◆ TASK ◆
Every line with the word "OpenCL" in it should be extracted from the data that follows.

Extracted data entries
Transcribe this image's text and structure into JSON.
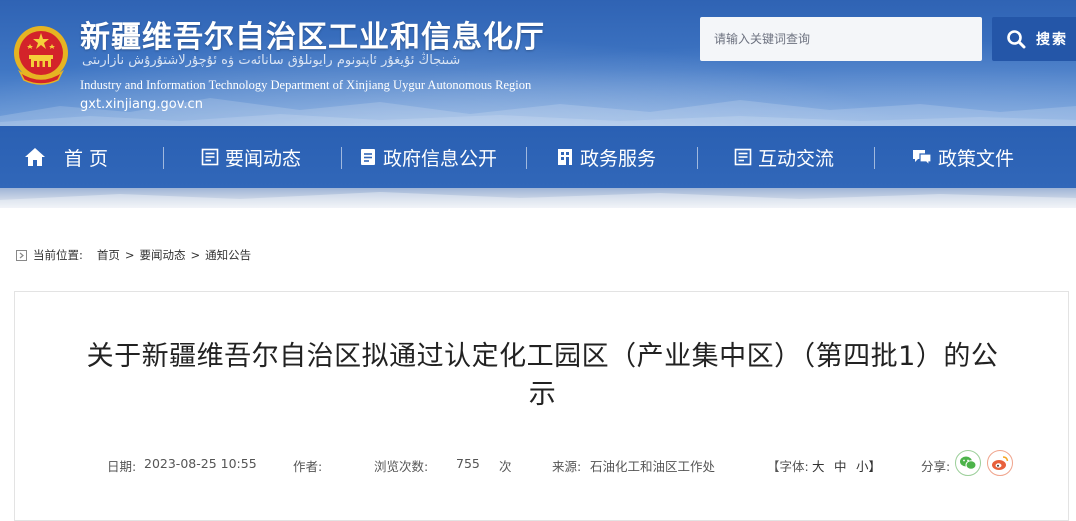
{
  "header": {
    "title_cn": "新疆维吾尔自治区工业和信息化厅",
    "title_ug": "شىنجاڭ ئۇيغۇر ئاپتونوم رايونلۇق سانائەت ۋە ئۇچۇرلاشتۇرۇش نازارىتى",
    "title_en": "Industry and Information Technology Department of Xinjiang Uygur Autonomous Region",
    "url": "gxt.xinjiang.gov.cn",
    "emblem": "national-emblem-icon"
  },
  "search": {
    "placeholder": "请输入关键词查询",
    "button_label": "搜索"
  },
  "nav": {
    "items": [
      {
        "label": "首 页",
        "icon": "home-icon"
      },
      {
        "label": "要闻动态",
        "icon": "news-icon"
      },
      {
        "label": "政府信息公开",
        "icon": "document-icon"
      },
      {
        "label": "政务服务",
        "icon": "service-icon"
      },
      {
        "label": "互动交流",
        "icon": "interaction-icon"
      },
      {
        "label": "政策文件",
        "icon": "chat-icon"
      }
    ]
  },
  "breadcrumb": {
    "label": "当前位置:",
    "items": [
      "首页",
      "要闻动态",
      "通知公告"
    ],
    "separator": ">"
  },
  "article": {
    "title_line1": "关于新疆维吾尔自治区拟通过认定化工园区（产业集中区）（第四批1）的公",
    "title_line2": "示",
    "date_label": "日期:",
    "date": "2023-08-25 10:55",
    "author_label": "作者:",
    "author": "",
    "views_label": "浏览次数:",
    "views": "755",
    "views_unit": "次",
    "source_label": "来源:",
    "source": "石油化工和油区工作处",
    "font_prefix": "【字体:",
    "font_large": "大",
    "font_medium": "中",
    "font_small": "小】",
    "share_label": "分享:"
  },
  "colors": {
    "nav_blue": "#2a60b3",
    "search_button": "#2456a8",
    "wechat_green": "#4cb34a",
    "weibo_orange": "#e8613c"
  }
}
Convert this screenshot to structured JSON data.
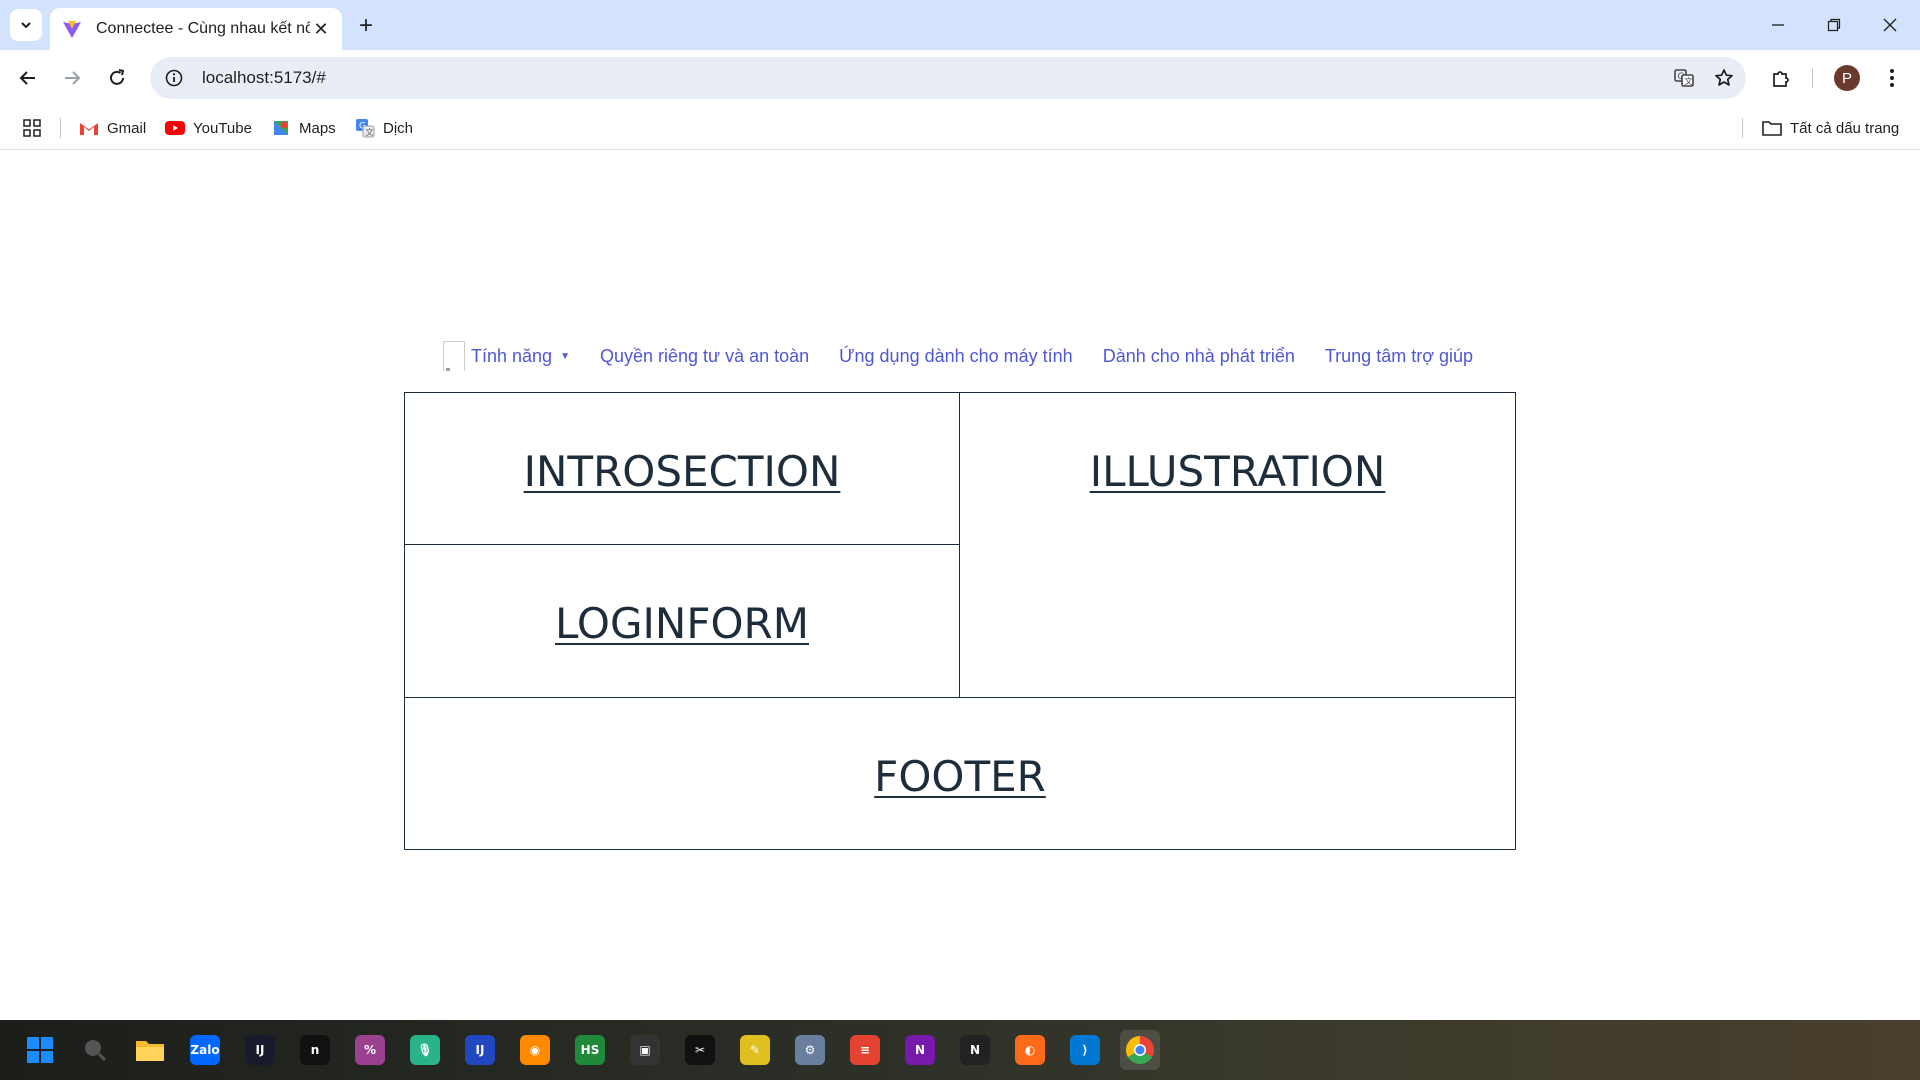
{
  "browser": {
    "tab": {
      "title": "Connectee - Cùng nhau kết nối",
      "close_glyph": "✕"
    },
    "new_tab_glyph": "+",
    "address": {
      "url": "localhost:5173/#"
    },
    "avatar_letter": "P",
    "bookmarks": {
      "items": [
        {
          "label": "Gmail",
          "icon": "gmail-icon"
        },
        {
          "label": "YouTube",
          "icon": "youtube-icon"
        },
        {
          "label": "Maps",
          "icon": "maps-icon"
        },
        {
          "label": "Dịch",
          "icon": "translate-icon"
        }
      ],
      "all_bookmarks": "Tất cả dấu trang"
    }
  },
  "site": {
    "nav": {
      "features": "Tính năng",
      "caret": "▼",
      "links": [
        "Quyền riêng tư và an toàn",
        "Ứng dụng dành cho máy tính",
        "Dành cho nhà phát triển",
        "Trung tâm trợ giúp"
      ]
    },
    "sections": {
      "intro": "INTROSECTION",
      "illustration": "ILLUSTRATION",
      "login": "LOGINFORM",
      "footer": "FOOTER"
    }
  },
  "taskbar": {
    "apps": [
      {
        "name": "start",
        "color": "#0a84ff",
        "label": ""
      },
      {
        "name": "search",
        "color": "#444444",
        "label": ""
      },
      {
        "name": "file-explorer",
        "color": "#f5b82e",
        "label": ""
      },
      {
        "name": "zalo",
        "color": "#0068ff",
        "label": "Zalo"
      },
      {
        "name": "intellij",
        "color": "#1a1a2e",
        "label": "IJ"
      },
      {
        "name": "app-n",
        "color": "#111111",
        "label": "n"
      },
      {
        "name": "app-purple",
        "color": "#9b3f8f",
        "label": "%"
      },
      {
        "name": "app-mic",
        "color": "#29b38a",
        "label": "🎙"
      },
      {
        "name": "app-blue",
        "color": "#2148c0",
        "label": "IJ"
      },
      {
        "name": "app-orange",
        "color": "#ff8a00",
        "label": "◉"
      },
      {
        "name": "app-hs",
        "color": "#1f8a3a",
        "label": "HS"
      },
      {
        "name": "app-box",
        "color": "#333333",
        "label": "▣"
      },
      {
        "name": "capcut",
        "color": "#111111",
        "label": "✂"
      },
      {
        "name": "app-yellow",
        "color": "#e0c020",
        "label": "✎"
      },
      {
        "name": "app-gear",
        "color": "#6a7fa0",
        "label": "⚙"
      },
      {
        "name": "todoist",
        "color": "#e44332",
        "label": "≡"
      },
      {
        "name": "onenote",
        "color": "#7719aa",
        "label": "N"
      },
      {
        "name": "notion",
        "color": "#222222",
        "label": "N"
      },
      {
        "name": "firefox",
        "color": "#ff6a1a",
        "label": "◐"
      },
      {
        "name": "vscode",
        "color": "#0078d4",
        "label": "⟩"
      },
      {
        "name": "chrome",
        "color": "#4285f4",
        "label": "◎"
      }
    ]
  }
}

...

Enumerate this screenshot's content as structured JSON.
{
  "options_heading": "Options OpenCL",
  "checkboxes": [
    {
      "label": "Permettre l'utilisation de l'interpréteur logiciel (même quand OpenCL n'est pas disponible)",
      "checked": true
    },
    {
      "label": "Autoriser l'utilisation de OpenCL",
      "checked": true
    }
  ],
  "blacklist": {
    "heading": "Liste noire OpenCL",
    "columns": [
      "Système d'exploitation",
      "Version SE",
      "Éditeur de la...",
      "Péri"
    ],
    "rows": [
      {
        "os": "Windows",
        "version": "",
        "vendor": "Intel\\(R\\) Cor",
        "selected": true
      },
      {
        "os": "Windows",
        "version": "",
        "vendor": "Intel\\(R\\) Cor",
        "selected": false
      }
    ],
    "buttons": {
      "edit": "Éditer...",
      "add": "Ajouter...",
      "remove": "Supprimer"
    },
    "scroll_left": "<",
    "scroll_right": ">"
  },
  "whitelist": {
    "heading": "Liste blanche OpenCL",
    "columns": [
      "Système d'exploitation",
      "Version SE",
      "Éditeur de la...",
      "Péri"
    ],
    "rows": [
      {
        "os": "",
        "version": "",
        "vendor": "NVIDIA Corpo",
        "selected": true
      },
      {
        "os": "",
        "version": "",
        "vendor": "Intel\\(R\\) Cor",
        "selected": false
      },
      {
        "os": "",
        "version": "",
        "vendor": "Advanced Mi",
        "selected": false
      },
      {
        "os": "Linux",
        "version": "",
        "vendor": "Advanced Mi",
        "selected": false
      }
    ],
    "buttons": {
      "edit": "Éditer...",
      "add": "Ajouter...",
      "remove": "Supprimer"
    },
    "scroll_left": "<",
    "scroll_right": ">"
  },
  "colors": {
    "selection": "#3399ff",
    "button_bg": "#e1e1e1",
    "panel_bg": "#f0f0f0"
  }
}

◆ TASK RESPONSE ◆
  "options_heading": "Options OpenCL",
      "label": "Permettre l'utilisation de l'interpréteur logiciel (même quand OpenCL n'est pas disponible)",
      "label": "Autoriser l'utilisation de OpenCL",
    "heading": "Liste noire OpenCL",
    "heading": "Liste blanche OpenCL",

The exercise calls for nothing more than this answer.